Why did you become an artist?
Well, I did try to not become an artist! After graduating I pursued my interests in conservation & education & worked for the RSPB. I wished I’d been better suited for it but the truth is – I quickly become very unhappy if I’m not working with creative & visual ideas. I believe that being an artist is about how you think & engage with life & your world. I think many people just ARE artists – it’s the way their brains are wired. For me, it isn’t something I am happy pursuing in my spare time. Working as an artist means no 2 days are the same. I enjoy that variety, & the fact that I’m often presented with opportunities to keep learning. I am totally in love with creativity & I hope I can keep sharing mine for a long time to come.
What mediums do you work with and why?
My work has always been drawing-based. In recent years I’ve realised I love to work with fluid mediums like ink & watercolour. The way they can be manipulated to create dense silhouettes or translucent layers appeals to me. I also love the fact that you have to respond to the material, you work with it, and you can’t entirely control it. When I’m drawing from observation I love to explore a range of water-soluble materials & use quite a hands-on process. Inky hands are a sign of time well spent!
Does living in this area inspire your artwork?
Lots of the imagery in my work is inspired by daily observations of the seasons, the weather & light & we are well-positioned to enjoy all these things locally. In my print designs I much prefer to work with imagery of natural forms I’ve observed first hand. I will draw from memory &/or use visual aids for technical detail where I feel it’s important. When I returned from London, after studying at the RCA, I could not get enough of the moors. It is still my favourite environment & one I enjoy observing from home every day.
More deeply I think our industrial buildings & natural landscape influenced me as a child. The manufacturing, happening in green valleys & by canals & rivers – that combination of industry & nature has just always excited me & made me want to make things. I love the texture of the stone walls, even the patina caused by Industrial Revolution-era pollution!
Kate & I bonded over our love for this area (as well as birds) when we first met. Over the years we’ve even collaborated to create a few site-specific exhibitions, with friends, responding to our built & natural environment!
Recently I’ve been enjoying drawing more of the built environment in my sketchbook. Holmfirth especially presents a wonderful series of roof-scapes. There are more beautiful buildings in Huddersfield than I could ever hope to get on paper!
What do you like about Fair Trader and why did you choose to exhibit here?
Fair Trade is something I grew up surrounded by as my mother sold & promoted Tear Craft long before I was born & all through my childhood. It is something she is still very passionate about. So awareness around the issues behind & impact of fair trade is something I was aware of (& probably advocating!) from a very young age. Being exposed to the handcrafts she sold no doubt influenced my love of folk art & natural materials.
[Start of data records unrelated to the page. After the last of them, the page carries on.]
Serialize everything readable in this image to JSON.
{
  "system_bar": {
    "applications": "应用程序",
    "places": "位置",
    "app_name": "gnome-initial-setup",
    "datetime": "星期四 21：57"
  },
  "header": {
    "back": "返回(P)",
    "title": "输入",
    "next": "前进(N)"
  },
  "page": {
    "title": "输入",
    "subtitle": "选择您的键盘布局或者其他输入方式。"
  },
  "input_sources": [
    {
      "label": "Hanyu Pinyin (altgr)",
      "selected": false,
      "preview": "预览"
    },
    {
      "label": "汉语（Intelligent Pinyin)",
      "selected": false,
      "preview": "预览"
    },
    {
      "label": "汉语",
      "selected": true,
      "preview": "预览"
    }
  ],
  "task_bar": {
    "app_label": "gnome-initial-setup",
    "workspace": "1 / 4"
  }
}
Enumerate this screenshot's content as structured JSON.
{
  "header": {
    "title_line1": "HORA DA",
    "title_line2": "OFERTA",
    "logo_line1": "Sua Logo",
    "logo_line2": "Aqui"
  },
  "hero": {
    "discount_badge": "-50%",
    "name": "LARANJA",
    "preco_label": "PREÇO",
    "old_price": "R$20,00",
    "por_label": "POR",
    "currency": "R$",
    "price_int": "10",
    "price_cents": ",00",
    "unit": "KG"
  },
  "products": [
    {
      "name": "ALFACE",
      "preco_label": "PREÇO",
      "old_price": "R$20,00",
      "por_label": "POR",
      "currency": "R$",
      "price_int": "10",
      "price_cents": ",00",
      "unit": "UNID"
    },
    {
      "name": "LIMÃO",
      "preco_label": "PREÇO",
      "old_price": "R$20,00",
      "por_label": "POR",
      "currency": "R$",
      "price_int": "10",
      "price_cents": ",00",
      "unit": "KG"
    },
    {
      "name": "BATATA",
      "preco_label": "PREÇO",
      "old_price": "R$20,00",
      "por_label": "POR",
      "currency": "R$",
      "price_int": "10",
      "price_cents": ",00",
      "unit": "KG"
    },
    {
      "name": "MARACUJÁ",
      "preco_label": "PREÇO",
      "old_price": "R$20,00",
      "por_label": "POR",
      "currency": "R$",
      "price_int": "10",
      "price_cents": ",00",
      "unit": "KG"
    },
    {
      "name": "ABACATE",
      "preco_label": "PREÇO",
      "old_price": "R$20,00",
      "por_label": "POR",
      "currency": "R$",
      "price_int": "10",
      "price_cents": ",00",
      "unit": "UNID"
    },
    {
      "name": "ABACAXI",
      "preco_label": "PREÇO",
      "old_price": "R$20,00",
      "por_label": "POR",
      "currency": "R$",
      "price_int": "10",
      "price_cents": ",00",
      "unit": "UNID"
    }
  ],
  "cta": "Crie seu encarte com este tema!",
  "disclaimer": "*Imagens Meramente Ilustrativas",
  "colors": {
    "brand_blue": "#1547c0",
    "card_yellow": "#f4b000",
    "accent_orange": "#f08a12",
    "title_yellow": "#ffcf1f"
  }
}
I love that Fair Trader sources such a diverse range of beautifully made, ethical products. I love the products & the ethos & that combination is perfect! My approach around my spending is to invest in quality when buying new, from manufacturers & retailers I trust. Fair Trader doesn’t just offer all this, they promote these values within the local community too. It ticks all my boxes! The opportunity to show some new work, with one of my closest creative pals in Fair Trader’s beautiful space was just too good to resist!
Jo Blaker, 2021